She thought the materials looked great (thanks again Cara and Greg) but had a question about the response postcard.
"Are you supposed to put a blank for the number of people attending?" she asked.
I responded, saying, "I think you're actually supposed to fill in the 'M____________ field with all the names of the people attending. An example would be 'Mr. Dan Mallory and Miss Katy Beck.' That would make two people."
Maria, having just tied the knot herself (actually, not by herself, but with her now husband) back in May, knows better than anyone about responses and how much you can count on them. She told me of how few people knew how to fill in the response cards correctly and how some people wrote in that they were bringing their children despite only the adults' names being on her outside and inside envelopes.
This launched us into a conversation that's come up all too many times recently.... what is the deal with people not knowing how to handle RSVPs and Regrets?
Dan, my fiance, claims "the system is broken." I don't totally understand what's so tough about handling them correctly, but I do recognize his point that something isn't working.
RSVP. Most of us, myself included, can't repeat verbatim that RSVP stands for "Repondez s'il vous plait," French for "reply, please." I do know, however, when I receive something that says "RSVP" at the bottom that I should call the host regardless, letting him or her know if I will be able to attend -- and if so, who my guest will be.

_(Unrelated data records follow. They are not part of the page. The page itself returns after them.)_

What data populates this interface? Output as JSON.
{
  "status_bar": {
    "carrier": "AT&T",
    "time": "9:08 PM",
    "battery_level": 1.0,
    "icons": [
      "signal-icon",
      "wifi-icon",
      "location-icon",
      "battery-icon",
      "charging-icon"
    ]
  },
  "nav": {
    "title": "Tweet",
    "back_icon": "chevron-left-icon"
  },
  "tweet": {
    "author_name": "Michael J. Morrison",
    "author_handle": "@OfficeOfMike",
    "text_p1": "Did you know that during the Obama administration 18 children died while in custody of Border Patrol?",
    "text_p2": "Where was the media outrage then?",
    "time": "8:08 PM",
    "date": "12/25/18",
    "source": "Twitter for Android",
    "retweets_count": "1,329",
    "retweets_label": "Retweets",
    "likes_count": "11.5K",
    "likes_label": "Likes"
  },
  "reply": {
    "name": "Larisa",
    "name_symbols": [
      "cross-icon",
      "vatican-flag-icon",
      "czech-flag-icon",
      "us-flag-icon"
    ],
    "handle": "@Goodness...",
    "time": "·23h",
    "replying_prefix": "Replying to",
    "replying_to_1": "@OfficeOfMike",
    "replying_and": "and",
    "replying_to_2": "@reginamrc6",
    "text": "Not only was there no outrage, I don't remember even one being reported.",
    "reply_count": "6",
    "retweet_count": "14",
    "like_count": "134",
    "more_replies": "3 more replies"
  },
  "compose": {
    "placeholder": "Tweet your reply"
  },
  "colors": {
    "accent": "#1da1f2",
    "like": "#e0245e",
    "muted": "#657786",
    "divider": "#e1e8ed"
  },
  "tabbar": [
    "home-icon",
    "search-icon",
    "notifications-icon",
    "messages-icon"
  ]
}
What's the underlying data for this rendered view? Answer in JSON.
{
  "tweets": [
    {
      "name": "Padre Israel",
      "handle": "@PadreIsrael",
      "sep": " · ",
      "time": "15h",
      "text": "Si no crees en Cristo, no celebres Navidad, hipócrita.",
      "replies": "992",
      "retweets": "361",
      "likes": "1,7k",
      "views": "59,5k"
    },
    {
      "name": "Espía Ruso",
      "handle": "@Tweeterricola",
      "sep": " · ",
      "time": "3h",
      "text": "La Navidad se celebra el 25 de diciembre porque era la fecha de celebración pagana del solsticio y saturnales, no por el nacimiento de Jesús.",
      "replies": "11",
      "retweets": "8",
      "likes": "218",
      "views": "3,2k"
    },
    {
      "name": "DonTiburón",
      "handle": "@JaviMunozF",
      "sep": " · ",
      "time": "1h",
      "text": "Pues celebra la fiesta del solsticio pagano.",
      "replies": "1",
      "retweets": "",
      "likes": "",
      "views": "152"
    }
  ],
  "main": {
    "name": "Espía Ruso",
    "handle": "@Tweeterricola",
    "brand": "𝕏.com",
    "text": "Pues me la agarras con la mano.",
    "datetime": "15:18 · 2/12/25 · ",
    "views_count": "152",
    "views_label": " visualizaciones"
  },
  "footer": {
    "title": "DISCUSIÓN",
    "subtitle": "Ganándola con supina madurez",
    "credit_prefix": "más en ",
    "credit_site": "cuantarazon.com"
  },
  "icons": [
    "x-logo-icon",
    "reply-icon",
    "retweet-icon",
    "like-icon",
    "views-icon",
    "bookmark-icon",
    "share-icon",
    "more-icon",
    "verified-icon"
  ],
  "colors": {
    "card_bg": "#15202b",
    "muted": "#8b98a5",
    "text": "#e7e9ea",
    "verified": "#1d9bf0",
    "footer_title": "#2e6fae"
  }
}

Regrets seem a little more straight forward. If an invitation mentions "Regrets Only," this means you only call the host if you are unable to attend the event. In other words, you're calling to say, "I regret I am unable to attend..."
Emily Post and her contemporaries tell us we need to respect the needs and wishes of party hosts, following through with the RSVPs or Regrets as indicated. And I believe this is fairly common knowledge. Seems easy enough, right? In an era where Evites aren't quite yet kosher enough for formal events, everyone ought to become familiar with the rules.

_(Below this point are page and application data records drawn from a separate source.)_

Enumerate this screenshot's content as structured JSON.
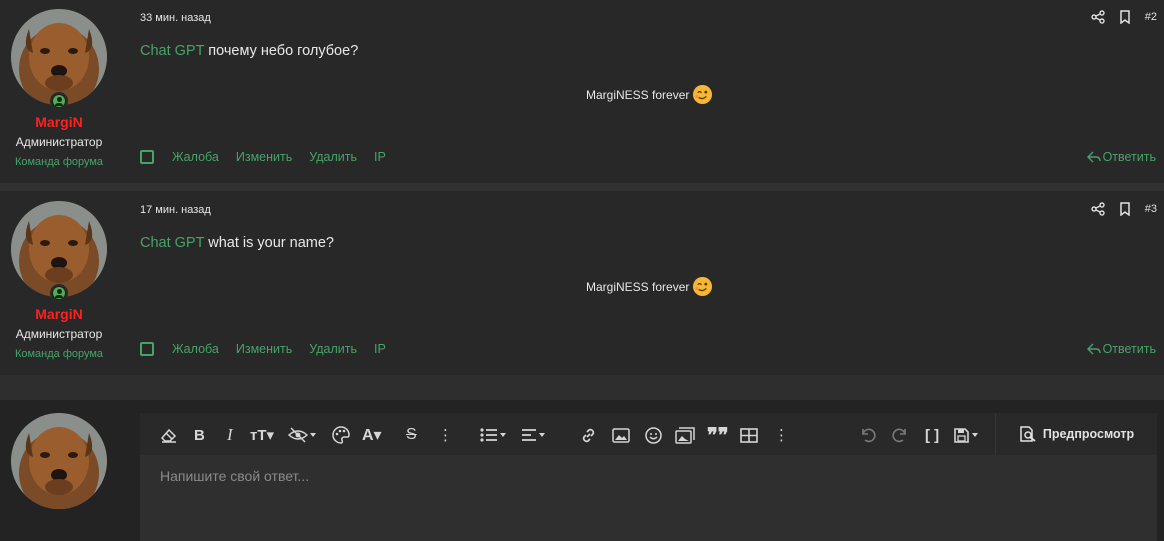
{
  "posts": [
    {
      "author": "MargiN",
      "role": "Администратор",
      "team": "Команда форума",
      "time": "33 мин. назад",
      "mention": "Chat GPT",
      "text": "почему небо голубое?",
      "signature": "MargiNESS forever",
      "number": "#2",
      "actions": [
        "Жалоба",
        "Изменить",
        "Удалить",
        "IP"
      ],
      "reply": "Ответить"
    },
    {
      "author": "MargiN",
      "role": "Администратор",
      "team": "Команда форума",
      "time": "17 мин. назад",
      "mention": "Chat GPT",
      "text": "what is your name?",
      "signature": "MargiNESS forever",
      "number": "#3",
      "actions": [
        "Жалоба",
        "Изменить",
        "Удалить",
        "IP"
      ],
      "reply": "Ответить"
    }
  ],
  "editor": {
    "placeholder": "Напишите свой ответ...",
    "preview_label": "Предпросмотр",
    "toolbar_icons": [
      "eraser-icon",
      "bold-icon",
      "italic-icon",
      "text-size-icon",
      "hide-icon",
      "color-icon",
      "font-icon",
      "strike-icon",
      "more-icon",
      "list-icon",
      "align-icon",
      "link-icon",
      "image-icon",
      "smilie-icon",
      "media-icon",
      "quote-icon",
      "table-icon",
      "more-icon",
      "undo-icon",
      "redo-icon",
      "bbcode-icon",
      "drafts-icon"
    ]
  },
  "colors": {
    "accent": "#47a36a",
    "username": "#ff2020",
    "background": "#282828"
  }
}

Well, then why is it so difficult for people to make the call? From parties I've hosted, attended or helped coordinate on the periphery, it seems as though the answers have to be dragged out of people.
I put myself in the place of the invitation recipient. What is going on in my head? Here is what I came up with:
- I feel really guilty I cannot attend. I don't really want to call and tell anyone I can't come to the event.
- If this invitation says "RSVP" and I'm planning on attending, I don't have to call. (wrong)
- Will anyone really notice if I don't call?
- I feel awkward calling someone I don't know. Do I really have to?
To address the first point, if you feel that nervous about saying you cannot come to an event for your friends, you have bigger problems than calling to say you cannot attend. Your real friends will understand a prior commitment or your inability to travel from a time and money perspective.
Response to bullet point two: an RSVP asks for your response regardless. If you can come, you call. If you can't come, you call. And when you do call, you don't just say "I'm calling to RSVP." Due to the meaning of an RSVP, you must indicate "I am RSVPing 'yes'" or "I am RSVPing 'no.'"
Yes, people will notice if you don't call. Hosts take numbers into consideration when they order food, drinks, favors, space and so on and so forth. In the event of a wedding, a guest costs anywhere from $50 to $150 dollars for the couple. RSVPing "yes" and not making the event is costly for the couple. (Note I am not venting about anything personal here, as we haven't even sent out our invitations yet).
Final and fourth point. If you can call and make reservations or a doctor's appointment, you can call a stranger and let them know whether or not you're attending an event they're hosting. Chances are, they won't bite, especially over the phone.